*** Information supplied ***

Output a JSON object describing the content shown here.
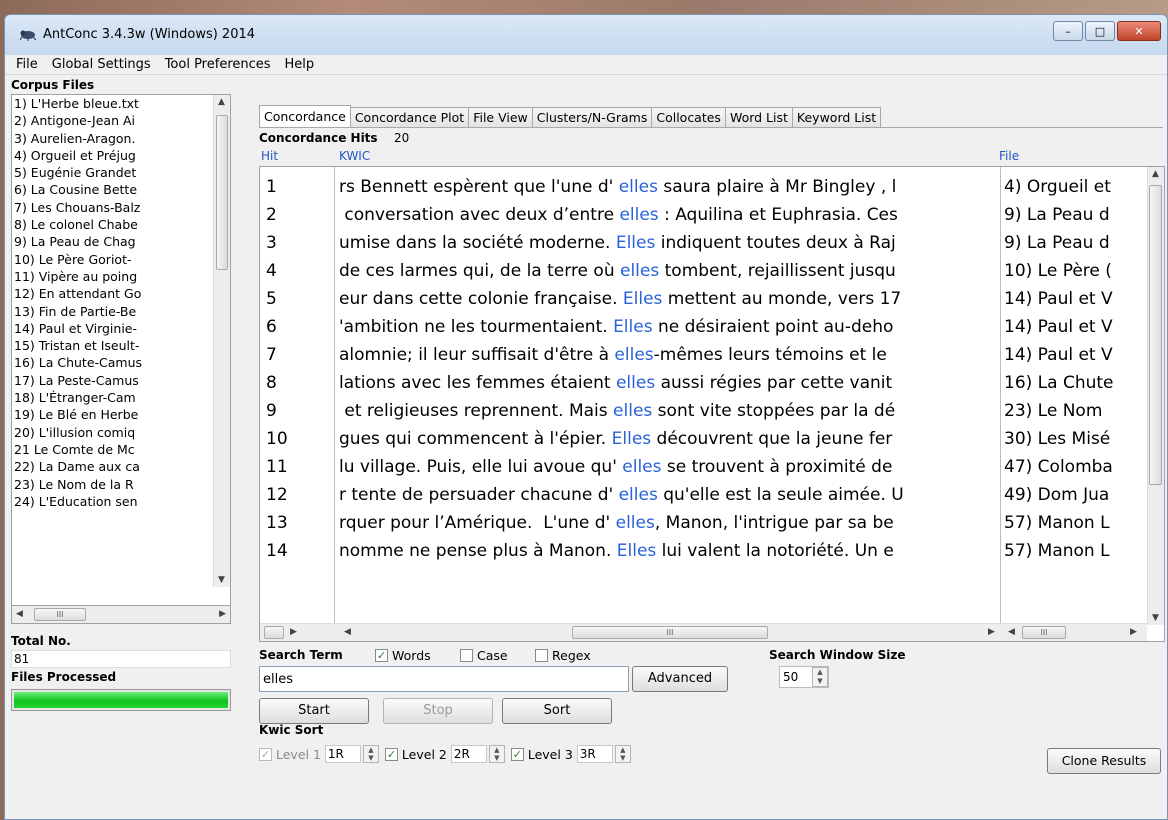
{
  "window": {
    "title": "AntConc 3.4.3w (Windows) 2014",
    "buttons": {
      "minimize": "–",
      "maximize": "□",
      "close": "✕"
    }
  },
  "menu": [
    "File",
    "Global Settings",
    "Tool Preferences",
    "Help"
  ],
  "corpus": {
    "title": "Corpus Files",
    "items": [
      "1) L'Herbe bleue.txt",
      "2) Antigone-Jean Ai",
      "3) Aurelien-Aragon.",
      "4) Orgueil et Préjug",
      "5) Eugénie Grandet",
      "6) La Cousine Bette",
      "7) Les Chouans-Balz",
      "8) Le colonel Chabe",
      "9) La Peau de Chag",
      "10) Le Père Goriot-",
      "11) Vipère au poing",
      "12) En attendant Go",
      "13) Fin de Partie-Be",
      "14) Paul et Virginie-",
      "15) Tristan et Iseult-",
      "16) La Chute-Camus",
      "17) La Peste-Camus",
      "18) L'Étranger-Cam",
      "19) Le Blé en Herbe",
      "20) L'illusion comiq",
      "21 Le Comte de Mc",
      "22) La Dame aux ca",
      "23) Le Nom de la R",
      "24) L'Education sen"
    ],
    "total_label": "Total No.",
    "total_value": "81",
    "files_processed_label": "Files Processed",
    "progress_fraction": 1.0
  },
  "tabs": [
    "Concordance",
    "Concordance Plot",
    "File View",
    "Clusters/N-Grams",
    "Collocates",
    "Word List",
    "Keyword List"
  ],
  "active_tab": "Concordance",
  "concordance": {
    "hits_label": "Concordance Hits",
    "hits_value": "20",
    "headers": {
      "hit": "Hit",
      "kwic": "KWIC",
      "file": "File"
    },
    "rows": [
      {
        "hit": "1",
        "left": "rs Bennett espèrent que l'une d' ",
        "kw": "elles",
        "right": " saura plaire à Mr Bingley , l",
        "file": "4) Orgueil et"
      },
      {
        "hit": "2",
        "left": " conversation avec deux d’entre ",
        "kw": "elles",
        "right": " : Aquilina et Euphrasia. Ces",
        "file": "9) La Peau d"
      },
      {
        "hit": "3",
        "left": "umise dans la société moderne. ",
        "kw": "Elles",
        "right": " indiquent toutes deux à Raj",
        "file": "9) La Peau d"
      },
      {
        "hit": "4",
        "left": "de ces larmes qui, de la terre où ",
        "kw": "elles",
        "right": " tombent, rejaillissent jusqu",
        "file": "10) Le Père ("
      },
      {
        "hit": "5",
        "left": "eur dans cette colonie française. ",
        "kw": "Elles",
        "right": " mettent au monde, vers 17",
        "file": "14) Paul et V"
      },
      {
        "hit": "6",
        "left": "'ambition ne les tourmentaient. ",
        "kw": "Elles",
        "right": " ne désiraient point au-deho",
        "file": "14) Paul et V"
      },
      {
        "hit": "7",
        "left": "alomnie; il leur suffisait d'être à ",
        "kw": "elles",
        "right": "-mêmes leurs témoins et le",
        "file": "14) Paul et V"
      },
      {
        "hit": "8",
        "left": "lations avec les femmes étaient ",
        "kw": "elles",
        "right": " aussi régies par cette vanit",
        "file": "16) La Chute"
      },
      {
        "hit": "9",
        "left": " et religieuses reprennent. Mais ",
        "kw": "elles",
        "right": " sont vite stoppées par la dé",
        "file": "23) Le Nom"
      },
      {
        "hit": "10",
        "left": "gues qui commencent à l'épier. ",
        "kw": "Elles",
        "right": " découvrent que la jeune fer",
        "file": "30) Les Misé"
      },
      {
        "hit": "11",
        "left": "lu village. Puis, elle lui avoue qu' ",
        "kw": "elles",
        "right": " se trouvent à proximité de",
        "file": "47) Colomba"
      },
      {
        "hit": "12",
        "left": "r tente de persuader chacune d' ",
        "kw": "elles",
        "right": " qu'elle est la seule aimée. U",
        "file": "49) Dom Jua"
      },
      {
        "hit": "13",
        "left": "rquer pour l’Amérique.  L'une d' ",
        "kw": "elles",
        "right": ", Manon, l'intrigue par sa be",
        "file": "57) Manon L"
      },
      {
        "hit": "14",
        "left": "nomme ne pense plus à Manon. ",
        "kw": "Elles",
        "right": " lui valent la notoriété. Un e",
        "file": "57) Manon L"
      }
    ]
  },
  "search": {
    "term_label": "Search Term",
    "words_label": "Words",
    "words_checked": true,
    "case_label": "Case",
    "case_checked": false,
    "regex_label": "Regex",
    "regex_checked": false,
    "value": "elles",
    "advanced_label": "Advanced",
    "window_size_label": "Search Window Size",
    "window_size_value": "50",
    "start_label": "Start",
    "stop_label": "Stop",
    "sort_label": "Sort"
  },
  "kwic_sort": {
    "label": "Kwic Sort",
    "level1_label": "Level 1",
    "level1_value": "1R",
    "level2_label": "Level 2",
    "level2_value": "2R",
    "level3_label": "Level 3",
    "level3_value": "3R",
    "clone_label": "Clone Results"
  },
  "colors": {
    "keyword": "#2a62d9",
    "progress": "#12c21e",
    "header_text": "#1f56c6"
  }
}
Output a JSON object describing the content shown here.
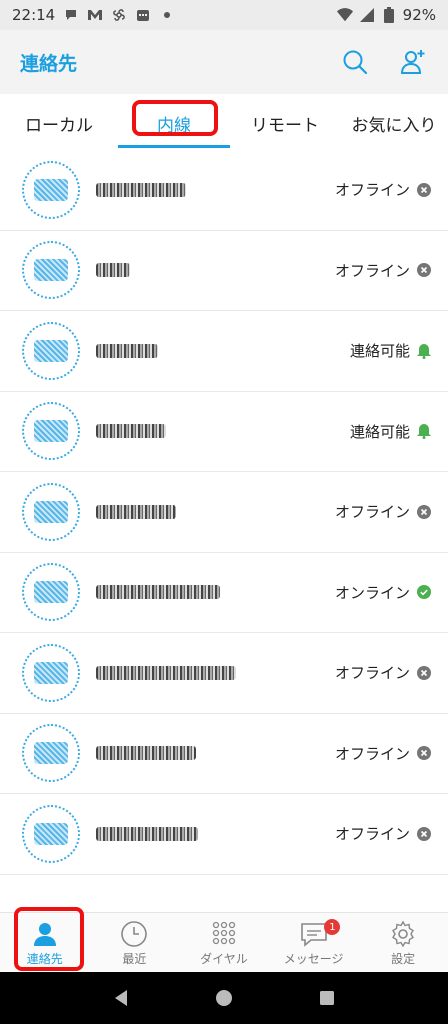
{
  "status_bar": {
    "time": "22:14",
    "battery": "92%"
  },
  "header": {
    "title": "連絡先"
  },
  "tabs": [
    {
      "label": "ローカル",
      "active": false
    },
    {
      "label": "内線",
      "active": true
    },
    {
      "label": "リモート",
      "active": false
    },
    {
      "label": "お気に入り",
      "active": false
    }
  ],
  "contacts": [
    {
      "status": "オフライン",
      "status_icon": "offline-icon"
    },
    {
      "status": "オフライン",
      "status_icon": "offline-icon"
    },
    {
      "status": "連絡可能",
      "status_icon": "bell-icon"
    },
    {
      "status": "連絡可能",
      "status_icon": "bell-icon"
    },
    {
      "status": "オフライン",
      "status_icon": "offline-icon"
    },
    {
      "status": "オンライン",
      "status_icon": "online-check-icon"
    },
    {
      "status": "オフライン",
      "status_icon": "offline-icon"
    },
    {
      "status": "オフライン",
      "status_icon": "offline-icon"
    },
    {
      "status": "オフライン",
      "status_icon": "offline-icon"
    }
  ],
  "bottom_nav": [
    {
      "label": "連絡先",
      "icon": "contacts-icon",
      "active": true
    },
    {
      "label": "最近",
      "icon": "clock-icon",
      "active": false
    },
    {
      "label": "ダイヤル",
      "icon": "dialpad-icon",
      "active": false
    },
    {
      "label": "メッセージ",
      "icon": "message-icon",
      "active": false,
      "badge": "1"
    },
    {
      "label": "設定",
      "icon": "gear-icon",
      "active": false
    }
  ],
  "colors": {
    "accent": "#1a9fe0",
    "online": "#4caf50",
    "offline": "#757575",
    "highlight_box": "#ee1111"
  }
}
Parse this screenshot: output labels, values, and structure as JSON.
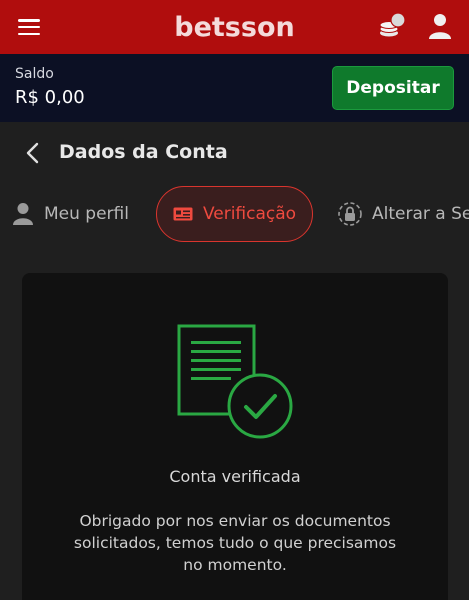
{
  "header": {
    "brand": "betsson",
    "menu_icon": "hamburger-menu-icon",
    "coins_icon": "coins-icon",
    "user_icon": "user-icon",
    "color": "#b00d0d"
  },
  "balance": {
    "label": "Saldo",
    "value": "R$ 0,00",
    "deposit_label": "Depositar",
    "deposit_color": "#0f7a2c"
  },
  "page": {
    "back_icon": "chevron-left-icon",
    "title": "Dados da Conta"
  },
  "tabs": [
    {
      "label": "Meu perfil",
      "icon": "person-icon",
      "active": false
    },
    {
      "label": "Verificação",
      "icon": "id-card-icon",
      "active": true
    },
    {
      "label": "Alterar a Senha",
      "icon": "lock-icon",
      "active": false
    }
  ],
  "verification": {
    "icon": "document-check-icon",
    "accent": "#2aa843",
    "title": "Conta verificada",
    "message": "Obrigado por nos enviar os documentos solicitados, temos tudo o que precisamos no momento."
  }
}
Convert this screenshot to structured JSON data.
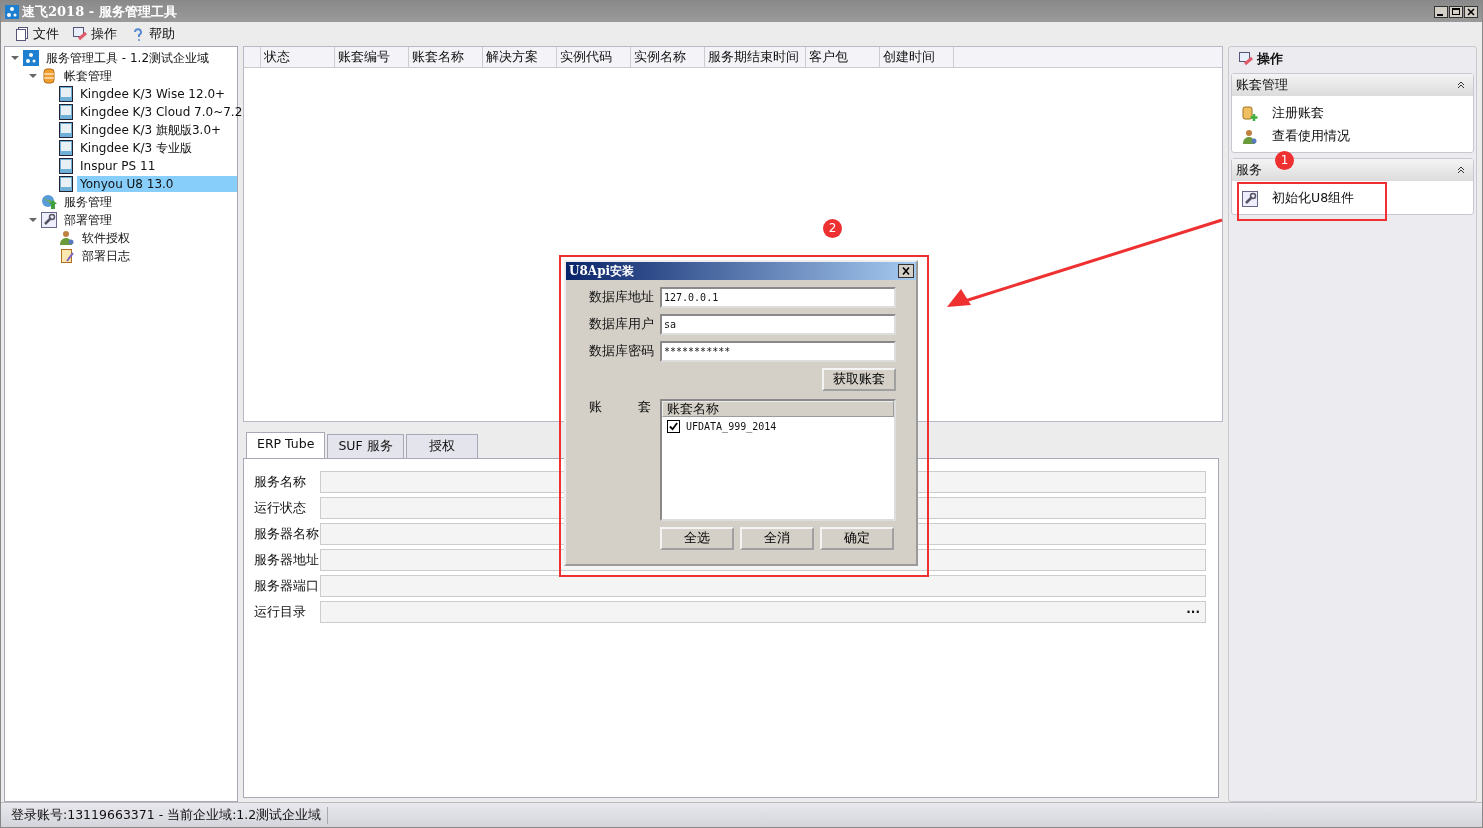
{
  "window": {
    "title": "速飞2018 - 服务管理工具"
  },
  "menu": [
    {
      "label": "文件",
      "kind": "file"
    },
    {
      "label": "操作",
      "kind": "ops"
    },
    {
      "label": "帮助",
      "kind": "help"
    }
  ],
  "tree": [
    {
      "label": "服务管理工具 - 1.2测试企业域",
      "kind": "domain",
      "expanded": true,
      "selected": false,
      "children": [
        {
          "label": "帐套管理",
          "kind": "database",
          "expanded": true,
          "selected": false,
          "children": [
            {
              "label": "Kingdee K/3 Wise 12.0+",
              "kind": "book",
              "selected": false
            },
            {
              "label": "Kingdee K/3 Cloud 7.0~7.2",
              "kind": "book",
              "selected": false
            },
            {
              "label": "Kingdee K/3 旗舰版3.0+",
              "kind": "book",
              "selected": false
            },
            {
              "label": "Kingdee K/3 专业版",
              "kind": "book",
              "selected": false
            },
            {
              "label": "Inspur PS 11",
              "kind": "book",
              "selected": false
            },
            {
              "label": "Yonyou U8 13.0",
              "kind": "book",
              "selected": true
            }
          ]
        },
        {
          "label": "服务管理",
          "kind": "globe",
          "selected": false
        },
        {
          "label": "部署管理",
          "kind": "tool",
          "expanded": true,
          "selected": false,
          "children": [
            {
              "label": "软件授权",
              "kind": "user",
              "selected": false
            },
            {
              "label": "部署日志",
              "kind": "log",
              "selected": false
            }
          ]
        }
      ]
    }
  ],
  "table": {
    "columns": [
      "状态",
      "账套编号",
      "账套名称",
      "解决方案",
      "实例代码",
      "实例名称",
      "服务期结束时间",
      "客户包",
      "创建时间"
    ]
  },
  "tabs": [
    {
      "label": "ERP Tube",
      "selected": true
    },
    {
      "label": "SUF 服务",
      "selected": false
    },
    {
      "label": "授权",
      "selected": false
    }
  ],
  "form": [
    {
      "label": "服务名称"
    },
    {
      "label": "运行状态"
    },
    {
      "label": "服务器名称"
    },
    {
      "label": "服务器地址"
    },
    {
      "label": "服务器端口"
    },
    {
      "label": "运行目录",
      "button": "···"
    }
  ],
  "actions": {
    "title": "操作",
    "groups": [
      {
        "title": "账套管理",
        "expanded": true,
        "items": [
          {
            "label": "注册账套",
            "kind": "register"
          },
          {
            "label": "查看使用情况",
            "kind": "usage"
          }
        ]
      },
      {
        "title": "服务",
        "expanded": true,
        "items": [
          {
            "label": "初始化U8组件",
            "kind": "tool"
          }
        ]
      }
    ]
  },
  "dialog": {
    "title": "U8Api安装",
    "fields": [
      {
        "label": "数据库地址",
        "value": "127.0.0.1"
      },
      {
        "label": "数据库用户",
        "value": "sa"
      },
      {
        "label": "数据库密码",
        "value": "***********"
      }
    ],
    "fetch_button": "获取账套",
    "list_label": "账套",
    "list_column": "账套名称",
    "rows": [
      {
        "name": "UFDATA_999_2014",
        "checked": true
      }
    ],
    "buttons": [
      "全选",
      "全消",
      "确定"
    ]
  },
  "annotations": [
    "1",
    "2"
  ],
  "status_bar": "登录账号:13119663371 - 当前企业域:1.2测试企业域"
}
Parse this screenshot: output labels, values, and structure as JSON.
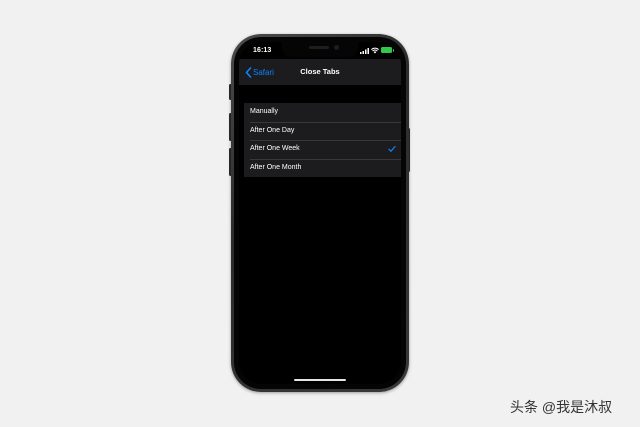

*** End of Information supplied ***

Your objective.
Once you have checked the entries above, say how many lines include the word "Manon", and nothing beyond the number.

Written response.
4